— YOUR ASSIGNMENT —
Within the records below, find each line with the word "icon" and copy it out.

Stored items from a collection:
--------------------------------------------------

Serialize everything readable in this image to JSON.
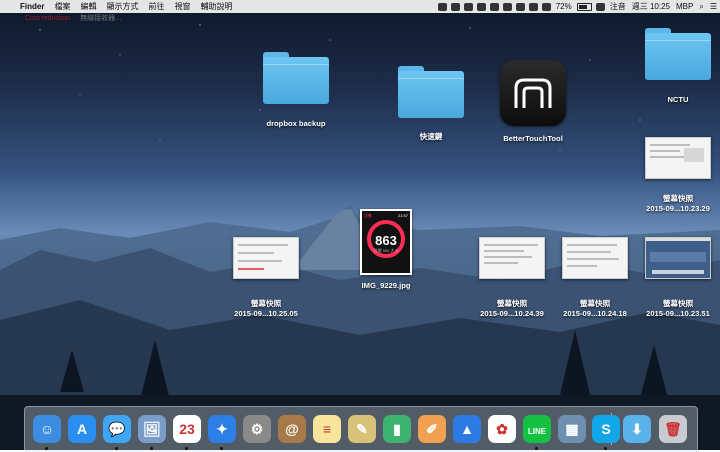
{
  "menubar": {
    "apple": "",
    "app_name": "Finder",
    "menus": [
      "檔案",
      "編輯",
      "顯示方式",
      "前往",
      "視窗",
      "輔助說明"
    ],
    "battery": "72%",
    "input_method": "注音",
    "datetime": "週三 10:25",
    "computer_name": "MBP"
  },
  "background_window": {
    "tab1": "Cost reduction",
    "tab2": "無線接收器…"
  },
  "desktop_items": [
    {
      "name": "dropbox-backup-folder",
      "label": "dropbox backup",
      "kind": "folder"
    },
    {
      "name": "shortcut-folder",
      "label": "快速鍵",
      "kind": "folder"
    },
    {
      "name": "bettertouchtool-app",
      "label": "BetterTouchTool",
      "kind": "app"
    },
    {
      "name": "nctu-folder",
      "label": "NCTU",
      "kind": "folder"
    },
    {
      "name": "screenshot-1023-29",
      "label": "螢幕快照",
      "sublabel": "2015-09...10.23.29",
      "kind": "screenshot"
    },
    {
      "name": "img-9229",
      "label": "IMG_9229.jpg",
      "kind": "photo",
      "screen_value": "863",
      "screen_time": "21:57",
      "screen_caption": "活動",
      "screen_sub": "目標 500 大卡"
    },
    {
      "name": "screenshot-1025-05",
      "label": "螢幕快照",
      "sublabel": "2015-09...10.25.05",
      "kind": "screenshot"
    },
    {
      "name": "screenshot-1024-39",
      "label": "螢幕快照",
      "sublabel": "2015-09...10.24.39",
      "kind": "screenshot"
    },
    {
      "name": "screenshot-1024-18",
      "label": "螢幕快照",
      "sublabel": "2015-09...10.24.18",
      "kind": "screenshot"
    },
    {
      "name": "screenshot-1023-51",
      "label": "螢幕快照",
      "sublabel": "2015-09...10.23.51",
      "kind": "screenshot"
    }
  ],
  "dock": {
    "apps": [
      {
        "name": "finder",
        "glyph": "☺",
        "color": "#3b8de0",
        "running": true
      },
      {
        "name": "app-store",
        "glyph": "A",
        "color": "#2a8ff0",
        "running": false
      },
      {
        "name": "messages",
        "glyph": "💬",
        "color": "#3ea6f3",
        "running": true
      },
      {
        "name": "preview",
        "glyph": "🖼",
        "color": "#7a9cc8",
        "running": true
      },
      {
        "name": "calendar",
        "glyph": "23",
        "color": "#ffffff",
        "running": true
      },
      {
        "name": "safari",
        "glyph": "✦",
        "color": "#2d7fe6",
        "running": true
      },
      {
        "name": "system-preferences",
        "glyph": "⚙",
        "color": "#8a8a8a",
        "running": false
      },
      {
        "name": "contacts",
        "glyph": "@",
        "color": "#a87a4a",
        "running": false
      },
      {
        "name": "notes",
        "glyph": "≡",
        "color": "#f6e59a",
        "running": false
      },
      {
        "name": "preview-alt",
        "glyph": "✎",
        "color": "#d8c27a",
        "running": false
      },
      {
        "name": "numbers",
        "glyph": "▮",
        "color": "#3cb371",
        "running": false
      },
      {
        "name": "pages",
        "glyph": "✐",
        "color": "#f0a050",
        "running": false
      },
      {
        "name": "keynote",
        "glyph": "▲",
        "color": "#2c7be5",
        "running": false
      },
      {
        "name": "photos",
        "glyph": "✿",
        "color": "#ffffff",
        "running": false
      },
      {
        "name": "line",
        "glyph": "LINE",
        "color": "#16c043",
        "running": true
      },
      {
        "name": "image-capture",
        "glyph": "▦",
        "color": "#6e8fb0",
        "running": false
      },
      {
        "name": "skype",
        "glyph": "S",
        "color": "#12a5e8",
        "running": true
      },
      {
        "name": "downloads-stack",
        "glyph": "⬇",
        "color": "#5ab2ea",
        "running": false
      },
      {
        "name": "trash",
        "glyph": "🗑",
        "color": "#c8ccd0",
        "running": false
      }
    ]
  }
}
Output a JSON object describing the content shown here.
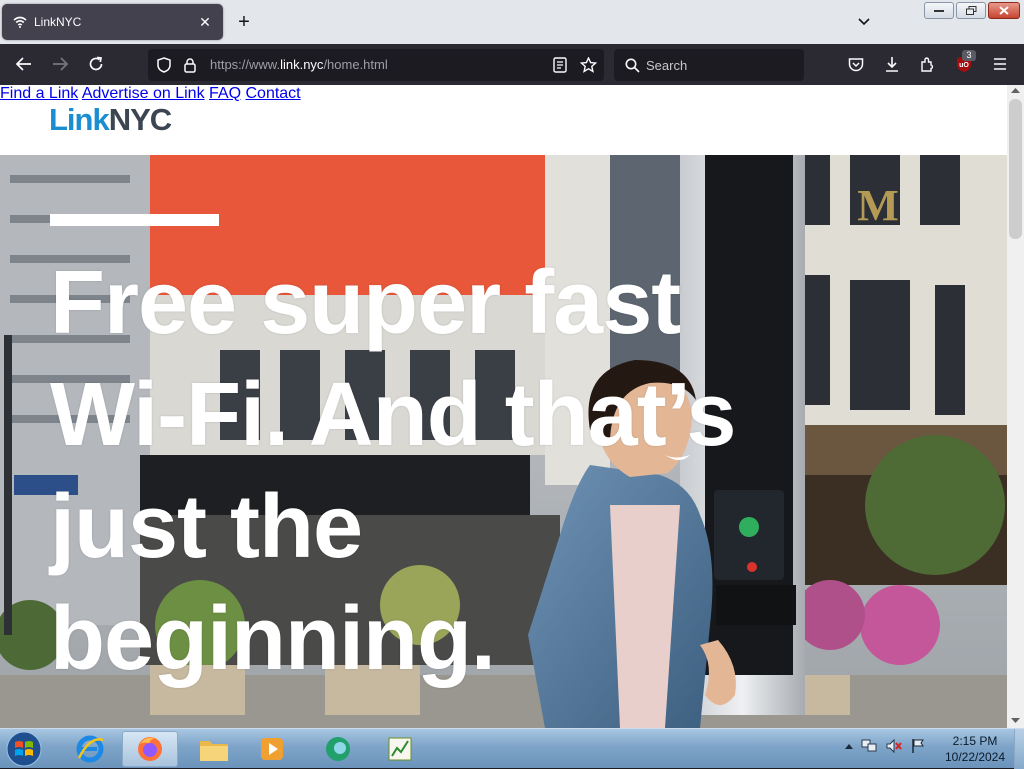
{
  "browser": {
    "tab_title": "LinkNYC",
    "url_prefix": "https://www.",
    "url_domain": "link.nyc",
    "url_path": "/home.html",
    "search_placeholder": "Search",
    "extension_badge": "3"
  },
  "site": {
    "logo_link": "Link",
    "logo_nyc": "NYC",
    "nav": [
      "Find a Link",
      "Advertise on Link",
      "FAQ",
      "Contact"
    ],
    "headline_lines": [
      "Free super fast",
      "Wi-Fi. And that’s",
      "just the",
      "beginning."
    ],
    "colors": {
      "brand_blue": "#1a8ed0",
      "nav_blue": "#1f5f92",
      "logo_grey": "#3b4651"
    }
  },
  "taskbar": {
    "time": "2:15 PM",
    "date": "10/22/2024",
    "apps": [
      "internet-explorer-icon",
      "firefox-icon",
      "file-explorer-icon",
      "media-player-icon",
      "app-icon",
      "task-manager-icon"
    ]
  }
}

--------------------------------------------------

— YOUR RESPONSE —
      "internet-explorer-icon",
      "firefox-icon",
      "file-explorer-icon",
      "media-player-icon",
      "app-icon",
      "task-manager-icon"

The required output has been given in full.